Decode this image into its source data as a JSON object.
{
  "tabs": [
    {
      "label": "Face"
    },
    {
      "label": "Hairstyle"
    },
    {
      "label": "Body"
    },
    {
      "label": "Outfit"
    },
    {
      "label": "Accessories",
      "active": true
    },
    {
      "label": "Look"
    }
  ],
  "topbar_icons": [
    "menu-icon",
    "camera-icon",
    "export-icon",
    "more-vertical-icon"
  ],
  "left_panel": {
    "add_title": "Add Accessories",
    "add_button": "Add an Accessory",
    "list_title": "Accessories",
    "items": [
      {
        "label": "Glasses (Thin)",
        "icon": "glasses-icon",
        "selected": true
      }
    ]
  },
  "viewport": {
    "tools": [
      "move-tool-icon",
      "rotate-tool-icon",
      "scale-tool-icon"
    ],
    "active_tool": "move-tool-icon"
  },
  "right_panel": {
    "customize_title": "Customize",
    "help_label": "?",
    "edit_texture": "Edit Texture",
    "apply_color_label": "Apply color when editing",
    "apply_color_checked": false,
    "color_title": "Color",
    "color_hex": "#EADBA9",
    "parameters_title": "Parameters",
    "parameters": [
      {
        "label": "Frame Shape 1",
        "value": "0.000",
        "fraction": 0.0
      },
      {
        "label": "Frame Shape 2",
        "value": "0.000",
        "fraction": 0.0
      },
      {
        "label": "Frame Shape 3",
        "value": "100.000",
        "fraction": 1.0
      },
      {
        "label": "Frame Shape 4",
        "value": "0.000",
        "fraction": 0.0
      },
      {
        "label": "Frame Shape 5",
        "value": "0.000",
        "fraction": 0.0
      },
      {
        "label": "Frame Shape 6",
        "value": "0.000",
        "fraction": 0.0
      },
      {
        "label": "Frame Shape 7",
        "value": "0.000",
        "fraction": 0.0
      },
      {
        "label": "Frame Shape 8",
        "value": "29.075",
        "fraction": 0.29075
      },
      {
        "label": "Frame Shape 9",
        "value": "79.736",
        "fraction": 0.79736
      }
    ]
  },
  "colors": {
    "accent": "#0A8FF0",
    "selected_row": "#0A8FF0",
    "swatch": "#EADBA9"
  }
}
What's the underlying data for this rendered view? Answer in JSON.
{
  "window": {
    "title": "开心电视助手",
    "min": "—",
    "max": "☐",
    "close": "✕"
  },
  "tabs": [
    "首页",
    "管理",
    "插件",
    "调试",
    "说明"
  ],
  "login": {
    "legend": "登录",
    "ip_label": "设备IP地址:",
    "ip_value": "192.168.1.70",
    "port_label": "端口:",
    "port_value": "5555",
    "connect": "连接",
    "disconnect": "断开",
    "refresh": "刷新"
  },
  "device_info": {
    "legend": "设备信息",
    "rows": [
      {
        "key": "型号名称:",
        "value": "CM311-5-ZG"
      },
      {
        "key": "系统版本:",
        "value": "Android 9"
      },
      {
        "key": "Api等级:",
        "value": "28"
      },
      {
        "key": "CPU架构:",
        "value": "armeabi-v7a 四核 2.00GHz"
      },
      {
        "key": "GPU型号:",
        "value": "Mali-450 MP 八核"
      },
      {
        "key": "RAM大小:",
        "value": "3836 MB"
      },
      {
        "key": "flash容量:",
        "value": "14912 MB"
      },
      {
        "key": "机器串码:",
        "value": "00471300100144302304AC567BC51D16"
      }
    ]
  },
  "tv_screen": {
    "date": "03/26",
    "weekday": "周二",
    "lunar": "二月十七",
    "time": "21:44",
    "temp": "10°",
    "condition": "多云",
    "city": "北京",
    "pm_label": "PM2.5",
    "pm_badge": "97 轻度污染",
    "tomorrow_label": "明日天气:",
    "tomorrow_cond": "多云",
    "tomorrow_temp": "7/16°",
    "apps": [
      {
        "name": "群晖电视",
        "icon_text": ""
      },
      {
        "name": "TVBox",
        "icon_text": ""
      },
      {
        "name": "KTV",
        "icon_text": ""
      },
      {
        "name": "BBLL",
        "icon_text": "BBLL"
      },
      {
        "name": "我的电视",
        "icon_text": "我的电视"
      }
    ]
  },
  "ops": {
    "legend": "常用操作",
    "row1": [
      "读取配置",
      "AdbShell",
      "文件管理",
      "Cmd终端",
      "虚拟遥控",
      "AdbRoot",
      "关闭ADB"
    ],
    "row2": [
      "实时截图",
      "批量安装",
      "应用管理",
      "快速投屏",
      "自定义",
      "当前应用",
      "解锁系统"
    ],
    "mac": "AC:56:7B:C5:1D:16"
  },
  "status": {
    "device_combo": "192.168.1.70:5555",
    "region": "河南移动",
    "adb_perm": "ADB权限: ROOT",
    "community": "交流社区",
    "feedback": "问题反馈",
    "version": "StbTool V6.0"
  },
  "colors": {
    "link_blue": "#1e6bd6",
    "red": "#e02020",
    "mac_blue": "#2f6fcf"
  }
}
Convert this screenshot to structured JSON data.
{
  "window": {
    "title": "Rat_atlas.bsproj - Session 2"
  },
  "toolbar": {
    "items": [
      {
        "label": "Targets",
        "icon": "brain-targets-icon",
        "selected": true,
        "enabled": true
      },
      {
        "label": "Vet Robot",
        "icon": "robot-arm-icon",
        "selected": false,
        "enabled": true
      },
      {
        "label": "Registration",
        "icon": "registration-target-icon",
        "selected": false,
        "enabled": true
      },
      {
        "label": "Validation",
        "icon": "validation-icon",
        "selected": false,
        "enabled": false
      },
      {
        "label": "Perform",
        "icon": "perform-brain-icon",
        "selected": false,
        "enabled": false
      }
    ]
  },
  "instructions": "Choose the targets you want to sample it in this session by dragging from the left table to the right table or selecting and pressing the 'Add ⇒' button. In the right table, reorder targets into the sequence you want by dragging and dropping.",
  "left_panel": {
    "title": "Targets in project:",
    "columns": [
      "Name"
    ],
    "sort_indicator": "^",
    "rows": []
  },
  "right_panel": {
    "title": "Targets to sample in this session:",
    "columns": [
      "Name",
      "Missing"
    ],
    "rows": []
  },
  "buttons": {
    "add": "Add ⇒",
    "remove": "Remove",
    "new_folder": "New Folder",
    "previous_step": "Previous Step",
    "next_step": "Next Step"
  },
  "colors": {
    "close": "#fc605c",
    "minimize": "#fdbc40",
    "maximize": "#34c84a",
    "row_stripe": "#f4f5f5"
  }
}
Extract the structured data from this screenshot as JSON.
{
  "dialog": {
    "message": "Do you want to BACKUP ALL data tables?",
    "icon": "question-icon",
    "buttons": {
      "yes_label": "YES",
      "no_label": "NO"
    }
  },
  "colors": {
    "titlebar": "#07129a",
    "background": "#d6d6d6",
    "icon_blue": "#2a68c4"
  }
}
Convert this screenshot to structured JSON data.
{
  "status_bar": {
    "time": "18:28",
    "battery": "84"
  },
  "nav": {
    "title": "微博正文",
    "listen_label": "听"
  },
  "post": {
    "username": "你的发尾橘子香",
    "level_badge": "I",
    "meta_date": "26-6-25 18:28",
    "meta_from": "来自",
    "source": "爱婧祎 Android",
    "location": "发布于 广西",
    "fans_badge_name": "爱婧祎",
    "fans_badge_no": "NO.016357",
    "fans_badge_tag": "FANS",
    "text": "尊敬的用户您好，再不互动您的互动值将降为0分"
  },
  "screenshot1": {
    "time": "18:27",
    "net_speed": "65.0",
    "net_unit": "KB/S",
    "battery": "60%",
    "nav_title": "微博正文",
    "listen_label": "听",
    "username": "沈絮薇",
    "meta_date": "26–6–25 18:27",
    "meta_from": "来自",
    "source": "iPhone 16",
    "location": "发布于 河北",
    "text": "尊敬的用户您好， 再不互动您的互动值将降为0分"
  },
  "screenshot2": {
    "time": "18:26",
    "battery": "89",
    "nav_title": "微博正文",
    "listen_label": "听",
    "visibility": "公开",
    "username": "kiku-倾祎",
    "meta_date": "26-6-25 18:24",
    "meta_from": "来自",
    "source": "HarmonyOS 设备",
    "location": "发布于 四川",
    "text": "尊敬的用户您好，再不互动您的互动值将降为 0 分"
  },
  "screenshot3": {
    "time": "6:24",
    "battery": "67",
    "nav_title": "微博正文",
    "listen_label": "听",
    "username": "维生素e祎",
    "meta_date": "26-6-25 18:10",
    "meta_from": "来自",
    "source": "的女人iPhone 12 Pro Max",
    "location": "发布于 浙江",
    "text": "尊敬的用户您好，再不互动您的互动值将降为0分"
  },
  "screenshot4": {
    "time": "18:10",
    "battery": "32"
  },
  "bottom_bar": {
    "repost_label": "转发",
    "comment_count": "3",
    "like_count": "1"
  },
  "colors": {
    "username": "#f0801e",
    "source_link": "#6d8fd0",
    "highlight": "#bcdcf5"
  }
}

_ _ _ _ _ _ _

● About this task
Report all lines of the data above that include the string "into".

● Expected answer
Decode this image into its source data as a JSON object.
  "instructions": "Choose the targets you want to sample it in this session by dragging from the left table to the right table or selecting and pressing the 'Add ⇒' button. In the right table, reorder targets into the sequence you want by dragging and dropping.",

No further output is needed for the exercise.